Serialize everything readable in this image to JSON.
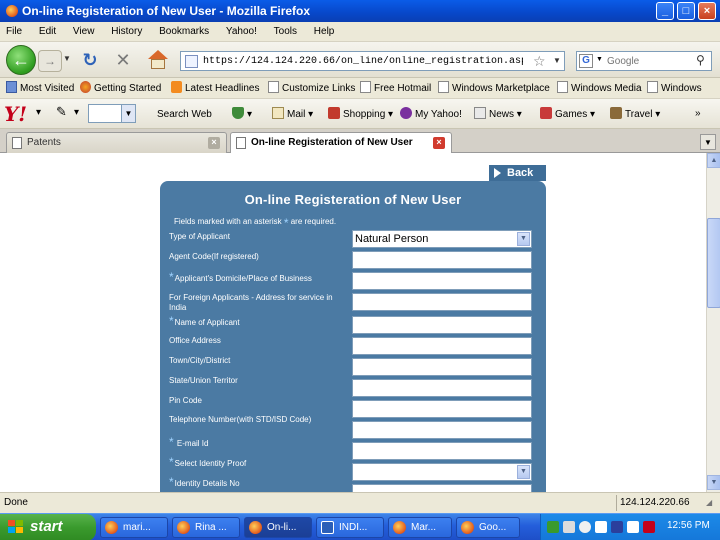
{
  "window": {
    "title": "On-line Registeration of New User - Mozilla Firefox",
    "minimize": "_",
    "maximize": "□",
    "close": "×"
  },
  "menu": [
    "File",
    "Edit",
    "View",
    "History",
    "Bookmarks",
    "Yahoo!",
    "Tools",
    "Help"
  ],
  "nav": {
    "url": "https://124.124.220.66/on_line/online_registration.aspx",
    "search_placeholder": "Google",
    "back_glyph": "←",
    "forward_glyph": "→",
    "reload_glyph": "↻",
    "stop_glyph": "✕"
  },
  "bookmarks": [
    "Most Visited",
    "Getting Started",
    "Latest Headlines",
    "Customize Links",
    "Free Hotmail",
    "Windows Marketplace",
    "Windows Media",
    "Windows"
  ],
  "yahoo_toolbar": {
    "logo": "Y!",
    "items": [
      "Search Web",
      "Mail",
      "Shopping",
      "My Yahoo!",
      "News",
      "Games",
      "Travel"
    ]
  },
  "tabs": [
    {
      "label": "Patents",
      "active": false
    },
    {
      "label": "On-line Registeration of New User",
      "active": true
    }
  ],
  "page": {
    "back_label": "Back",
    "form_title": "On-line Registeration of New User",
    "required_note_prefix": "Fields marked with an asterisk",
    "required_note_suffix": "are required.",
    "asterisk": "*",
    "fields": [
      {
        "label": "Type of Applicant",
        "required": false,
        "type": "select",
        "value": "Natural Person"
      },
      {
        "label": "Agent Code(If registered)",
        "required": false,
        "type": "text",
        "value": ""
      },
      {
        "label": "Applicant's Domicile/Place of Business",
        "required": true,
        "type": "text",
        "value": ""
      },
      {
        "label": "For Foreign Applicants - Address for service in India",
        "required": false,
        "type": "text",
        "value": ""
      },
      {
        "label": "Name of Applicant",
        "required": true,
        "type": "text",
        "value": ""
      },
      {
        "label": "Office Address",
        "required": false,
        "type": "text",
        "value": ""
      },
      {
        "label": "Town/City/District",
        "required": false,
        "type": "text",
        "value": ""
      },
      {
        "label": "State/Union Territor",
        "required": false,
        "type": "text",
        "value": ""
      },
      {
        "label": "Pin Code",
        "required": false,
        "type": "text",
        "value": ""
      },
      {
        "label": "Telephone Number(with STD/ISD Code)",
        "required": false,
        "type": "text",
        "value": ""
      },
      {
        "label": "E-mail Id",
        "required": true,
        "type": "text",
        "value": ""
      },
      {
        "label": "Select Identity Proof",
        "required": true,
        "type": "select",
        "value": ""
      },
      {
        "label": "Identity Details No",
        "required": true,
        "type": "text",
        "value": ""
      }
    ]
  },
  "status": {
    "text": "Done",
    "host": "124.124.220.66"
  },
  "taskbar": {
    "start": "start",
    "tasks": [
      {
        "label": "mari...",
        "icon": "firefox"
      },
      {
        "label": "Rina ...",
        "icon": "firefox"
      },
      {
        "label": "On-li...",
        "icon": "firefox",
        "active": true
      },
      {
        "label": "INDI...",
        "icon": "word"
      },
      {
        "label": "Mar...",
        "icon": "firefox"
      },
      {
        "label": "Goo...",
        "icon": "firefox"
      }
    ],
    "clock": "12:56 PM"
  },
  "colors": {
    "panel": "#4b7aa3",
    "back_link": "#3e6d97",
    "asterisk": "#9fd3ff",
    "titlebar": "#0a5ce8"
  }
}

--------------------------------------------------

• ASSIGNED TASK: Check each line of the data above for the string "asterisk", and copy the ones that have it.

• ANSWER TO THE EXERCISE:
    "required_note_prefix": "Fields marked with an asterisk",
    "asterisk": "*",
    "asterisk": "#9fd3ff",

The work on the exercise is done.